2. It never rains in Southern California. This is not Southern California. Besides, contrary to popular belief, it really ‘does’ rain in Southern California. Anyway, the incessant and abundant rain has been damaging a few of the spring blooming flowers, although most are doing quite well. This odd bearded iris bloom seems to be melting. Those that bloomed immediately afterward are doing just fine. The stems seem to me to be unusually slim for bearded iris, but I am no expert.
3. WHAT IS THIS?!? I believe it to be Kerria japonica, which is also known simply as Japanese kerria. . . . sort of like Arum italicum, which is also known simply as Italian arum. I thought it was something completely different until it bloomed. I will not say what I though it was, because my assumption was about as lame as Brent’s camellia pictures, and we can’t have that.
4. Clematis armandii, which is also known simply as Armand clematis (I bet you didn’t see that one coming.) is more popularly know here as evergreen clematis. It grows like the weed that it is, and climbs into the lemon tree that it is next too. It always seems to be very vigorous and healthy, but many of the leaves have crispy tips. Those at the top of the picture are about half dead! The vine does not get any fertilizer, although it probably reaches where other plants are fertilized. The damage is attributed to the water.
5. Lagerstroemia indica, which is NOT also known simply as Indian lagerstroemia, is the familiar crape myrtle.
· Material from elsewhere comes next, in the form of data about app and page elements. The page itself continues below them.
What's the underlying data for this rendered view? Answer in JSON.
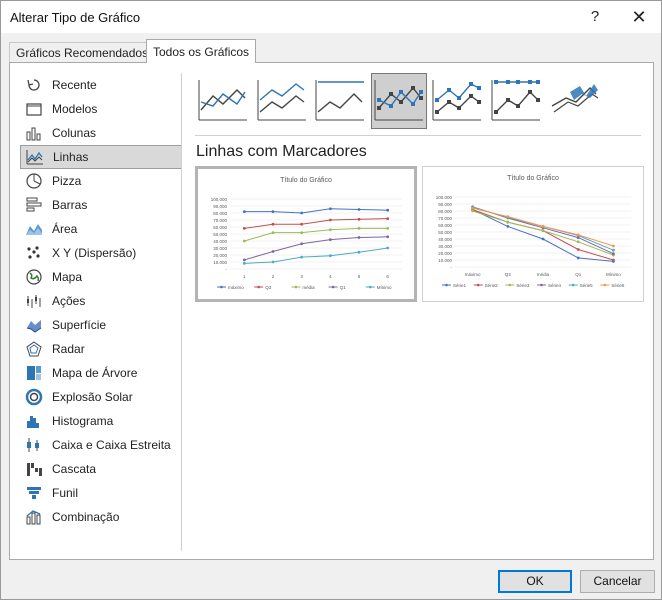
{
  "window": {
    "title": "Alterar Tipo de Gráfico",
    "help_label": "?",
    "close_label": "✕"
  },
  "tabs": [
    {
      "label": "Gráficos Recomendados",
      "selected": false
    },
    {
      "label": "Todos os Gráficos",
      "selected": true
    }
  ],
  "sidebar": {
    "items": [
      {
        "label": "Recente",
        "icon": "recent-icon"
      },
      {
        "label": "Modelos",
        "icon": "folder-icon"
      },
      {
        "label": "Colunas",
        "icon": "column-chart-icon"
      },
      {
        "label": "Linhas",
        "icon": "line-chart-icon",
        "selected": true
      },
      {
        "label": "Pizza",
        "icon": "pie-chart-icon"
      },
      {
        "label": "Barras",
        "icon": "bar-chart-icon"
      },
      {
        "label": "Área",
        "icon": "area-chart-icon"
      },
      {
        "label": "X Y (Dispersão)",
        "icon": "scatter-chart-icon"
      },
      {
        "label": "Mapa",
        "icon": "map-chart-icon"
      },
      {
        "label": "Ações",
        "icon": "stock-chart-icon"
      },
      {
        "label": "Superfície",
        "icon": "surface-chart-icon"
      },
      {
        "label": "Radar",
        "icon": "radar-chart-icon"
      },
      {
        "label": "Mapa de Árvore",
        "icon": "treemap-chart-icon"
      },
      {
        "label": "Explosão Solar",
        "icon": "sunburst-chart-icon"
      },
      {
        "label": "Histograma",
        "icon": "histogram-chart-icon"
      },
      {
        "label": "Caixa e Caixa Estreita",
        "icon": "box-whisker-chart-icon"
      },
      {
        "label": "Cascata",
        "icon": "waterfall-chart-icon"
      },
      {
        "label": "Funil",
        "icon": "funnel-chart-icon"
      },
      {
        "label": "Combinação",
        "icon": "combo-chart-icon"
      }
    ]
  },
  "subtypes": [
    {
      "icon": "line-icon"
    },
    {
      "icon": "stacked-line-icon"
    },
    {
      "icon": "100-stacked-line-icon"
    },
    {
      "icon": "line-with-markers-icon",
      "selected": true
    },
    {
      "icon": "stacked-line-with-markers-icon"
    },
    {
      "icon": "100-stacked-line-with-markers-icon"
    },
    {
      "icon": "3d-line-icon"
    }
  ],
  "selected_subtype_title": "Linhas com Marcadores",
  "colors": {
    "accent": "#0078d7",
    "series_blue": "#4472c4",
    "series_orange": "#ed7d31",
    "series_gray": "#a5a5a5",
    "series_yellow": "#ffc000",
    "series_lightblue": "#5b9bd5",
    "series_green": "#70ad47",
    "series_red": "#c0504d",
    "series_olive": "#9bbb59",
    "series_purple": "#8064a2",
    "series_teal": "#4bacc6",
    "series_amber": "#f79646"
  },
  "previews": [
    {
      "title": "Título do Gráfico",
      "y_ticks": [
        "100.000",
        "90.000",
        "80.000",
        "70.000",
        "60.000",
        "50.000",
        "40.000",
        "30.000",
        "20.000",
        "10.000",
        "-"
      ],
      "x_ticks": [
        "1",
        "2",
        "3",
        "4",
        "5",
        "6"
      ],
      "legend": [
        "máximo",
        "Q3",
        "média",
        "Q1",
        "Mínimo"
      ]
    },
    {
      "title": "Título do Gráfico",
      "y_ticks": [
        "100.000",
        "90.000",
        "80.000",
        "70.000",
        "60.000",
        "50.000",
        "40.000",
        "30.000",
        "20.000",
        "10.000",
        "-"
      ],
      "x_ticks": [
        "máximo",
        "Q3",
        "média",
        "Q1",
        "Mínimo"
      ],
      "legend": [
        "Série1",
        "Série2",
        "Série3",
        "Série4",
        "Série5",
        "Série6"
      ]
    }
  ],
  "chart_data": [
    {
      "type": "line",
      "title": "Título do Gráfico",
      "categories": [
        "1",
        "2",
        "3",
        "4",
        "5",
        "6"
      ],
      "ylim": [
        0,
        100000
      ],
      "series": [
        {
          "name": "máximo",
          "values": [
            82000,
            82000,
            80000,
            86000,
            85000,
            84000
          ]
        },
        {
          "name": "Q3",
          "values": [
            58000,
            64000,
            64000,
            70000,
            71000,
            72000
          ]
        },
        {
          "name": "média",
          "values": [
            40000,
            52000,
            52000,
            56000,
            58000,
            58000
          ]
        },
        {
          "name": "Q1",
          "values": [
            13000,
            25000,
            36000,
            42000,
            45000,
            46000
          ]
        },
        {
          "name": "Mínimo",
          "values": [
            8000,
            10000,
            17000,
            19000,
            24000,
            30000
          ]
        }
      ],
      "legend": "bottom"
    },
    {
      "type": "line",
      "title": "Título do Gráfico",
      "categories": [
        "máximo",
        "Q3",
        "média",
        "Q1",
        "Mínimo"
      ],
      "ylim": [
        0,
        100000
      ],
      "series": [
        {
          "name": "Série1",
          "values": [
            82000,
            58000,
            40000,
            13000,
            8000
          ]
        },
        {
          "name": "Série2",
          "values": [
            82000,
            64000,
            52000,
            25000,
            10000
          ]
        },
        {
          "name": "Série3",
          "values": [
            80000,
            64000,
            52000,
            36000,
            17000
          ]
        },
        {
          "name": "Série4",
          "values": [
            86000,
            70000,
            56000,
            42000,
            19000
          ]
        },
        {
          "name": "Série5",
          "values": [
            85000,
            71000,
            58000,
            45000,
            24000
          ]
        },
        {
          "name": "Série6",
          "values": [
            84000,
            72000,
            58000,
            46000,
            30000
          ]
        }
      ],
      "legend": "bottom"
    }
  ],
  "buttons": {
    "ok": "OK",
    "cancel": "Cancelar"
  }
}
Some might disdainfully spell it without the first ‘e’. I am none to keen on it either. Actually, I am none too keen on its overuse! It is everywhere, and very often in situations that it does not belong in. This one is under larger trees, so does not get enough sunlight to bloom well. Prior to pruning, it was more disfigured than it is now. Since it can not grow as tall as it would like to be, it should be pollarded annually. As it matures and develops knuckles, some of the superfluous stems can be removed. As much as I dislike crape myrtle in bad situations, I want this tree to be pollarded properly. ‘Crape murder’ is unacceptable! There are MANY in the region that are indiscriminately hacked by so-called ‘gardeners’, who leave nasty stubs and unsightly stubble.
6. Eureka lemon originated as a ‘sport’, or mutant growth, of Lisbon lemon. The only difference between the two is that Lisbon lemon produces all fruit within a limited season, while Eureka lemon produces a bit less within the same season, and then continues to produce a few additional fruit sporadically throughout the year. Lisbon lemon works well for orchards that produce lemons for lemon products. Eureka lemon is better for home gardens, where it is always happy to provide lemons whenever they are desired. I got this picture of a single ripening fruit because there are not many others on the tree right now. That means the tree is doing its job; and people who work here are using the lemons.
This is the link for Six on Saturday, for anyone else who would like to participate: